» **Directions**
Without leaving anything out, print every line of the data.

» **Source records**

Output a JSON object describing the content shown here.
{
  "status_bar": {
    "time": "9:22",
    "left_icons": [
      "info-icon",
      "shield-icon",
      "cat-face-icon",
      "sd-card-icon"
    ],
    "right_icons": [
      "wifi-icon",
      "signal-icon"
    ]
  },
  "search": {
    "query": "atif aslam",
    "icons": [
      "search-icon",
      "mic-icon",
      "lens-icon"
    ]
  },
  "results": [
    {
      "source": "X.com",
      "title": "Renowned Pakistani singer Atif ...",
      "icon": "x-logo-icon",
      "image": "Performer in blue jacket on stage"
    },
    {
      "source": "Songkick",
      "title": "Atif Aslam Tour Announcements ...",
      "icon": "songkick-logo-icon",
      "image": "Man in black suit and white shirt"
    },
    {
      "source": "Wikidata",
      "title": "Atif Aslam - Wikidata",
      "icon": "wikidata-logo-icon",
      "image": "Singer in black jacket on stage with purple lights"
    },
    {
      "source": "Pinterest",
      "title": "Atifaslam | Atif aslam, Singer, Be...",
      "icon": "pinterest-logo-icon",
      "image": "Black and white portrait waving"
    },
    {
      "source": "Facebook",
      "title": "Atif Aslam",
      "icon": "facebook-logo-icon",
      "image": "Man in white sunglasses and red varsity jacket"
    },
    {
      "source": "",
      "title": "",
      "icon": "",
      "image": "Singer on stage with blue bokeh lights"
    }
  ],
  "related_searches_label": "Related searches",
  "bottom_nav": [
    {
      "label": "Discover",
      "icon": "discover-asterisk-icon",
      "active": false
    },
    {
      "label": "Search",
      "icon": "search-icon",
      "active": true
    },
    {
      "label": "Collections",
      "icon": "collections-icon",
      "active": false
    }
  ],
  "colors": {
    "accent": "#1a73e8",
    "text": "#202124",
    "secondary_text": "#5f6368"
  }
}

» **Expected answer**
Output a JSON object describing the content shown here.
{
  "status_bar": {
    "time": "9:22",
    "left_icons": [
      "info-icon",
      "shield-icon",
      "cat-face-icon",
      "sd-card-icon"
    ],
    "right_icons": [
      "wifi-icon",
      "signal-icon"
    ]
  },
  "search": {
    "query": "atif aslam",
    "icons": [
      "search-icon",
      "mic-icon",
      "lens-icon"
    ]
  },
  "results": [
    {
      "source": "X.com",
      "title": "Renowned Pakistani singer Atif ...",
      "icon": "x-logo-icon",
      "image": "Performer in blue jacket on stage"
    },
    {
      "source": "Songkick",
      "title": "Atif Aslam Tour Announcements ...",
      "icon": "songkick-logo-icon",
      "image": "Man in black suit and white shirt"
    },
    {
      "source": "Wikidata",
      "title": "Atif Aslam - Wikidata",
      "icon": "wikidata-logo-icon",
      "image": "Singer in black jacket on stage with purple lights"
    },
    {
      "source": "Pinterest",
      "title": "Atifaslam | Atif aslam, Singer, Be...",
      "icon": "pinterest-logo-icon",
      "image": "Black and white portrait waving"
    },
    {
      "source": "Facebook",
      "title": "Atif Aslam",
      "icon": "facebook-logo-icon",
      "image": "Man in white sunglasses and red varsity jacket"
    },
    {
      "source": "",
      "title": "",
      "icon": "",
      "image": "Singer on stage with blue bokeh lights"
    }
  ],
  "related_searches_label": "Related searches",
  "bottom_nav": [
    {
      "label": "Discover",
      "icon": "discover-asterisk-icon",
      "active": false
    },
    {
      "label": "Search",
      "icon": "search-icon",
      "active": true
    },
    {
      "label": "Collections",
      "icon": "collections-icon",
      "active": false
    }
  ],
  "colors": {
    "accent": "#1a73e8",
    "text": "#202124",
    "secondary_text": "#5f6368"
  }
}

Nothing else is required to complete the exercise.